On a Saturday night last month, a sobriety checkpoint in Harrisburg, PA stopped 475 vehicles. But for all their efforts, police in Dauphin County made only two DUI arrests. At that same checkpoint location in 2015, 300 vehicles where stopped and 24 arrests were made.
Sobriety checkpoints have long served as a high-visibility enforcement strategy against drunk and impaired driving, but with so few arrests, is it really worth it?
Deterring DUIs or Wasting Time and Resources?
The debate as to whether or not sobriety checkpoints are an effective strategy against drunk driving isn’t new. But determining if sobriety checkpoints serve their intended purpose often depends on what type of results are expected. According to Dauphin County’s chief detective John Goshert, the goal of the Harrisburg checkpoint was not arrests, but deterrence—which is often a harder result to quantify.
While public expectations around checkpoints often focus on arrests, law enforcement agencies view them as opportunities for deterring and educating the public on the dangers of impaired driving. Police do measure the number of arrests in relation to total stops, but success is typically measured by changes in total alcohol-related motor vehicle incidents, including injuries and deaths. According to a Centers for Disease Control (CDC) fact sheet, a review of checkpoint studies found they “reduced alcohol-related fatal, injury, and property damage crashes each by about 20 percent” with another analysis indicating “checkpoints reduced alcohol-related crashes by 17 percent, and all crashes by 10 to 15 percent.”
No matter how success is defined, one thing is clear, checkpoints are resource-intensive, requiring many hours, officers, and a range of agency equipment to operate. But there’s a tactic law enforcement agencies are using to supplement their DUI enforcement, one that broadens the scope of traditional sobriety checkpoints.
Flexible Sobriety Checkpoints: A Low-Cost Tactic
Flexible checkpoints or “phantom checkpoints” are a strategy that involves staging with enforcement vehicles and signs, but not fully staffing a checkpoint, providing police with an alternative method of DUI enforcement that is less expensive. By creating the appearance of a sobriety checkpoint, the objective is mainly to raise police visibility and DUI awareness within the community.
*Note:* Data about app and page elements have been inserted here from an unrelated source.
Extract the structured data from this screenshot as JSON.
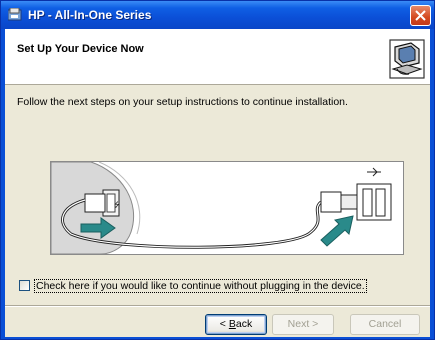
{
  "window": {
    "title": "HP - All-In-One Series",
    "close_icon": "close-icon"
  },
  "header": {
    "title": "Set Up Your Device Now",
    "icon": "computer-device-icon"
  },
  "body": {
    "instruction": "Follow the next steps on your setup instructions to continue installation.",
    "illustration": "usb-cable-connection-illustration"
  },
  "checkbox": {
    "label": "Check here if you would like to continue without plugging in the device.",
    "checked": false
  },
  "buttons": {
    "back_prefix": "< ",
    "back_accel": "B",
    "back_rest": "ack",
    "next": "Next >",
    "cancel": "Cancel"
  },
  "colors": {
    "titlebar": "#0a4fd6",
    "dialog_bg": "#ece9d8",
    "arrow": "#2a8a8a"
  }
}
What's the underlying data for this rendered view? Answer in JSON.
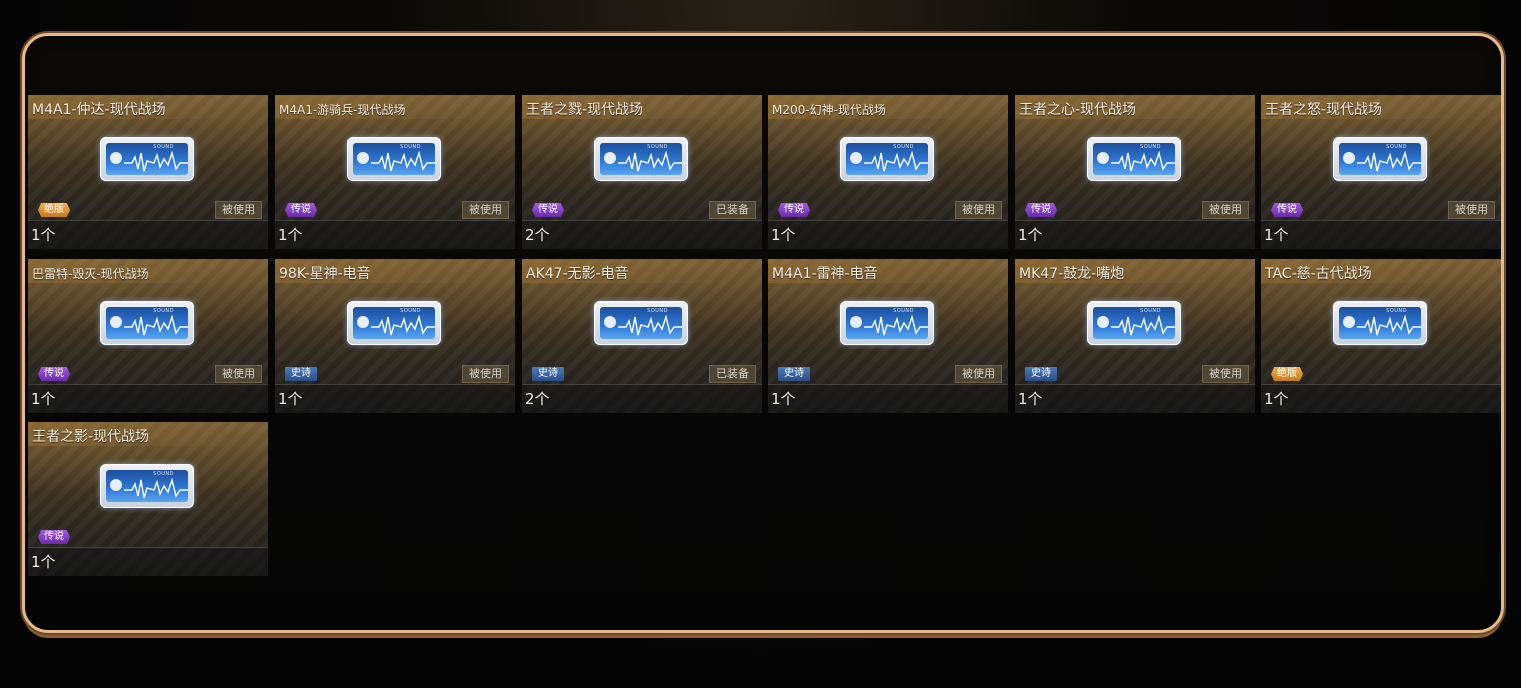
{
  "items": [
    {
      "title": "M4A1-仲达-现代战场",
      "rarity": "绝版",
      "rarity_type": "ultimate",
      "status": "被使用",
      "count": "1个"
    },
    {
      "title": "M4A1-游骑兵-现代战场",
      "rarity": "传说",
      "rarity_type": "legend",
      "status": "被使用",
      "count": "1个"
    },
    {
      "title": "王者之戮-现代战场",
      "rarity": "传说",
      "rarity_type": "legend",
      "status": "已装备",
      "count": "2个"
    },
    {
      "title": "M200-幻神-现代战场",
      "rarity": "传说",
      "rarity_type": "legend",
      "status": "被使用",
      "count": "1个"
    },
    {
      "title": "王者之心-现代战场",
      "rarity": "传说",
      "rarity_type": "legend",
      "status": "被使用",
      "count": "1个"
    },
    {
      "title": "王者之怒-现代战场",
      "rarity": "传说",
      "rarity_type": "legend",
      "status": "被使用",
      "count": "1个"
    },
    {
      "title": "巴雷特-毁灭-现代战场",
      "rarity": "传说",
      "rarity_type": "legend",
      "status": "被使用",
      "count": "1个"
    },
    {
      "title": "98K-星神-电音",
      "rarity": "史诗",
      "rarity_type": "epic",
      "status": "被使用",
      "count": "1个"
    },
    {
      "title": "AK47-无影-电音",
      "rarity": "史诗",
      "rarity_type": "epic",
      "status": "已装备",
      "count": "2个"
    },
    {
      "title": "M4A1-雷神-电音",
      "rarity": "史诗",
      "rarity_type": "epic",
      "status": "被使用",
      "count": "1个"
    },
    {
      "title": "MK47-鼓龙-嘴炮",
      "rarity": "史诗",
      "rarity_type": "epic",
      "status": "被使用",
      "count": "1个"
    },
    {
      "title": "TAC-慈-古代战场",
      "rarity": "绝版",
      "rarity_type": "ultimate",
      "status": "",
      "count": "1个"
    },
    {
      "title": "王者之影-现代战场",
      "rarity": "传说",
      "rarity_type": "legend",
      "status": "",
      "count": "1个"
    }
  ],
  "ticket_label": "SOUND",
  "colors": {
    "frame_border": "#e8b987",
    "legend": "#8a3fd0",
    "epic": "#3a64a0",
    "ultimate": "#e0982f"
  },
  "icons": {
    "item_icon": "sound-card-icon",
    "inner_icon": "waveform-icon"
  }
}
With flexible checkpoints, officers rarely stop or arrest drivers, but the goal of deterring drunk driving is achieved as drivers observe law enforcement presence and activity. In a study conducted last year by the National Highway Traffic Safety Administrations (NHTSA), researchers determined that flexible checkpoints serve as “a versatile, low-cost tool that virtually any size law enforcement agency can adapt to enhance enforcement and increase public awareness of enforcement efforts.”
The primary purpose of checkpoints is clear: to deter drunk and impaired driving, not to increase DUI arrests. As long as law enforcement agencies are able to increase the perceived risk of stops with the potential consequence of being arrested for DUI, sobriety checkpoints will continue to be an effective tool for deterring impaired driving.